The subsequent U.S. embrace of the Kurds during the Iraq War of 2003 was full of contradictions. George W. Bush and his neoconservative war architects used Hussein’s attacks on the Kurds as a pretext for the invasion. “On this very day 15 years ago, Saddam Hussein launched a chemical weapons attack on the Iraqi village of Halabja,” Bush announced, just four days before the U.S. “shock and awe” bombing began. “With a single order the Iraqi regime killed thousands of men and women and children, without mercy or without shame. Saddam Hussein has proven he is capable of any crime.” Bush, of course, did not note the U.S.’s knowledge or tolerance of previous Iraqi chemical attacks.
Nevertheless, the Kurds became a bloc on which Americans could rely in the fight against Hussein, then the Baa’thist insurgency, then Al Qaeda in Iraq, then ISIS. But as President Barack Obama found—first in withdrawing troops from Iraq in 2011, then in seeking to stop ISIS’s expansion in 2014—to support or arm Kurdish forces is to essentially endorse their longtime aspiration for independent statehood, a prospect that threatens Iraq’s already-tenuous federal government, as well as the ambitions of Turkey. Middle East geopolitics is an altar on which the Kurds are constantly sacrificed.
All that said, it’s not clear there’s any real geopolitical reasoning behind Trump’s decision to let the Turks run roughshod over Kurdish Syria. The president, like his predecessors, is always willing to sacrifice masses of peoples to some greater interest, but in this case it’s unclear what that interest is, other than perhaps to declare an empty victory against the Islamic State and try to claim credit for ending one of the U.S.’s smallest and newest military engagements. That, at least, fits with the nationalist “populism” that brought him to power. “He’s just pulling us out of the Middle East, into an isolationist position,” Baer told me. “There’s no constituency [for this] other than ‘Why are we wasting all this money on these ragheads?’”
Trump, confronted by withering criticism of the move Monday, quickly tweeted that if Turkey—a NATO ally of the U.S., pledged to collective security of all the member nations—did attack the Kurds in Syria, or tried anything else “that I, in my great and unmatched wisdom, consider to be off limits, I will totally destroy and obliterate the Economy of Turkey (I’ve done before!).” But the blowback from his withdrawal announcement will continue to snowball. “The obvious thing is the Kurds will never trust us again,” Baer said. “They’ll align with Damascus, the Russians, the Iranians now. We’ve just told them: You want to survive this? Deal with Iran.”

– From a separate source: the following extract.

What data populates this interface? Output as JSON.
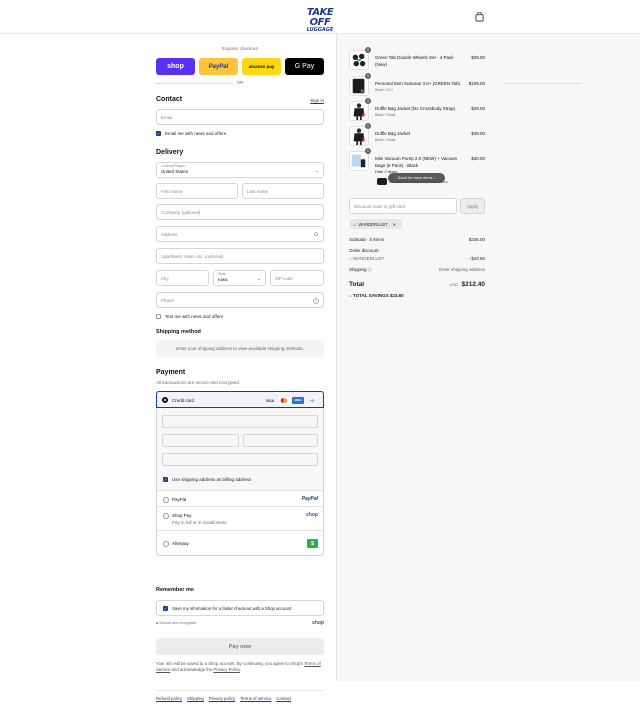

Beyond that, he believes, Turkey’s irredentist claims will continue apace. Tehran will seek an even greater hand in regional affairs than the U.S. invasion of Iraq already gave it. Iranian involvement will further arouse Arab states’ disquiet; ISIS might reconstitute itself again, as Sunni Muslims in the region search desperately for some kind of security. And, of course, tens of thousands of people are likely to die before even a best-case scenario kicks in.
In previous U.S. administrations, sacrifices of Kurdish autonomy and safety were made, mostly wrongly, in the interests of broader stability concerns. While the Trump administration continues this official policy of periodic betrayal, the move itself is pure Trump: spontaneous, surprising even to advisers, destabilizing, and ultimately pointless, except insofar as it earns him another ruthless despot’s approval on the telephone. “Our pulling out is going to cause more chaos and more violence,” Baer told me. “I don’t advocate ignorance as a foreign policy strategy, but he’s going to give it a try.”